One feature of the Balkan Campaign of 1941 was a German air-borne attack in the vicinity of Corinth, Greece. On the morning of April 26, 1941, when the attack began, only a few Allied officers and men were defending the important bridge over the Corinth Canal, a ship canal which cuts through a narrow point of the rocky Grecian peninsula. The bridge had been prepared for demolition, but was being reserved intact so that withdrawing Allied troops might cross safely from the northern to the southern bank of the cut.
At 0700 the German Air Force began an intensive low-level bombing assault, directed mainly against British antiaircraft defenses over an area a mile in radius from either side of the bridge. This action was supplemented at 0720 by extremely heavy low-level machine-gun and cannon attack from fighter aircraft. At 0740, Ju-52 troop-carrying planes, some as low as 200 feet, appeared, and parachutes began to drop. Several hundred parachutists--the exact number is somewhat uncertain--followed by parachuted containers and unparachuted containers, were dropped over the canal area in previously selected positions in a matter of 30 minutes. To prevent aid from being sent from Nablion-Argos, 20 to 30 miles south of Corinth, German fighters prohibited movement on the Corinth road, and kept up their strafing and machine-gunning intensively after the parachutists had landed.
The defenders of the bridge fired with some effect, but it was soon evident that the
parachutists were taking up stations to cover each end of the bridge and thus deny
its use to the British. At this juncture a British officer succeeded in setting

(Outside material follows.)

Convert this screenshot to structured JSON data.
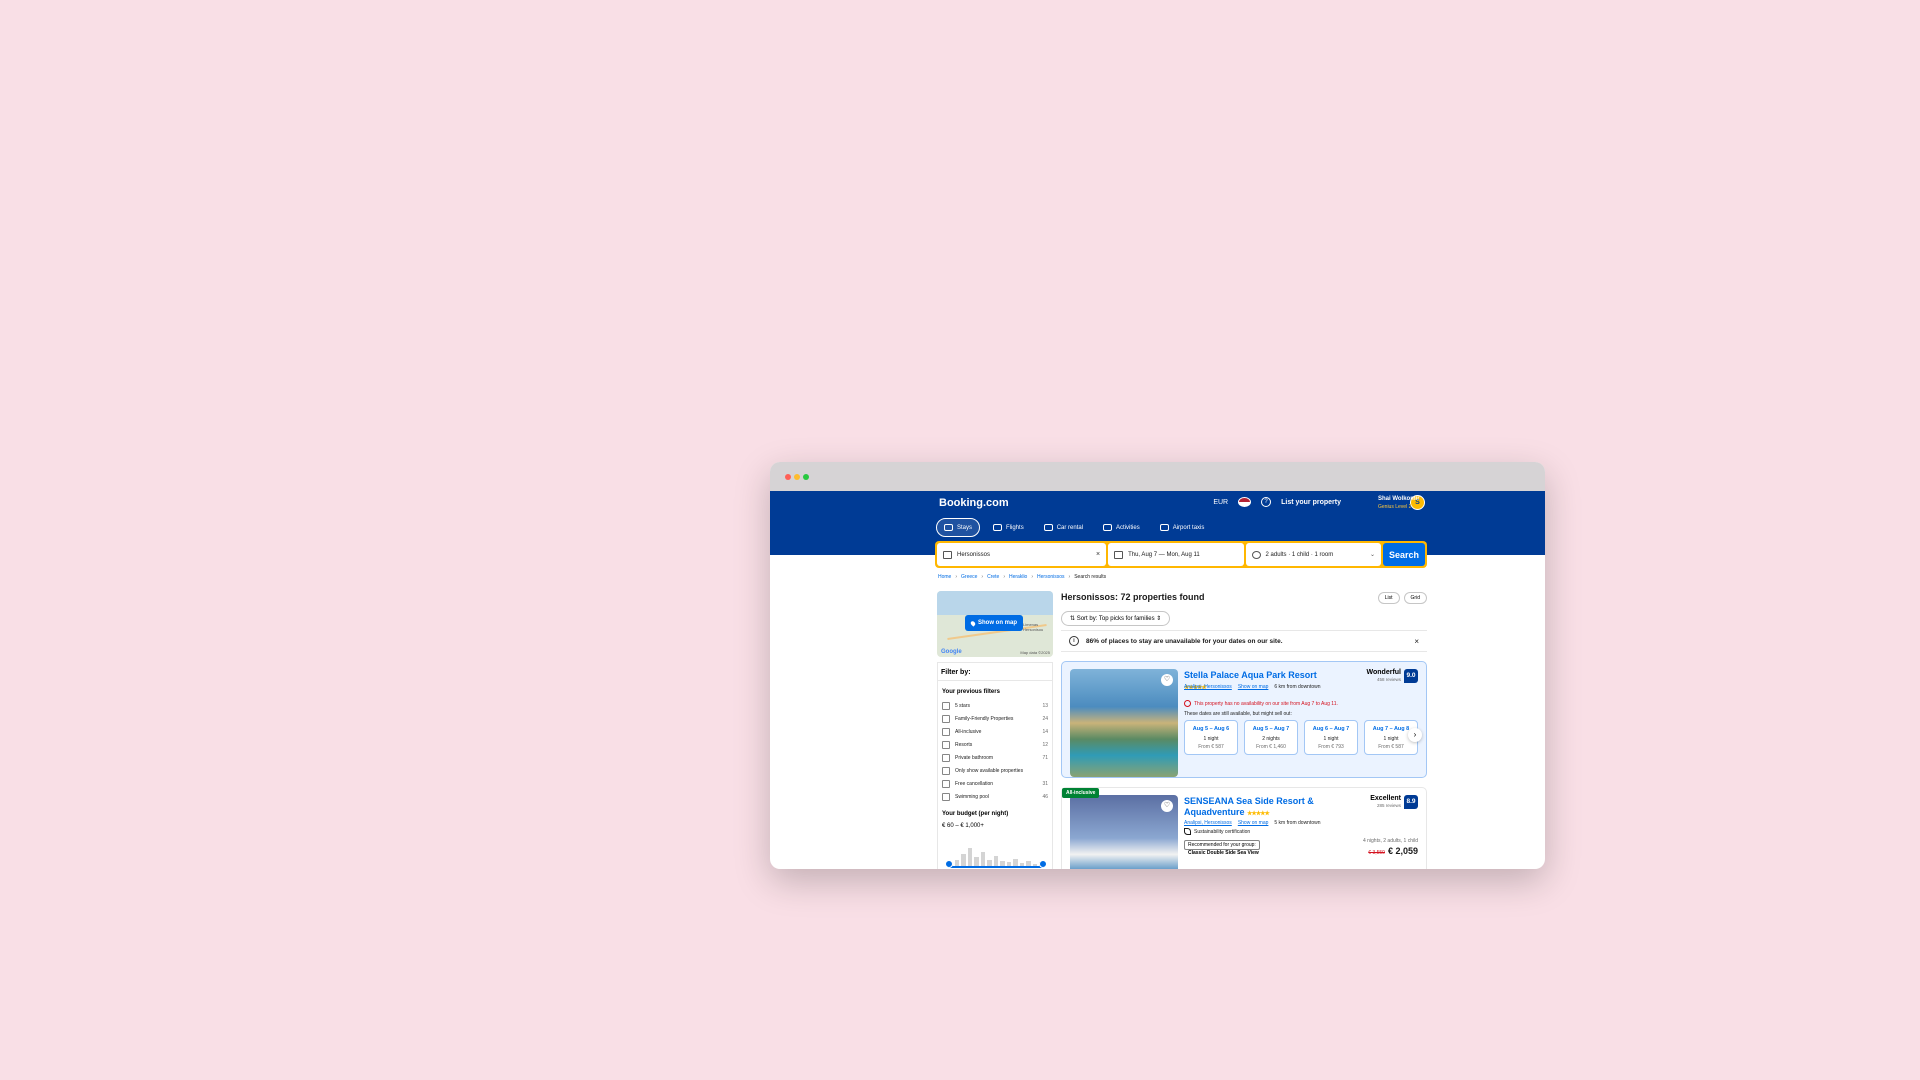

off the prepared charge, and the bridge was destroyed. But though the Germans
were balked in their attempt to seize the bridge, the site of the crossing remained
in their hands.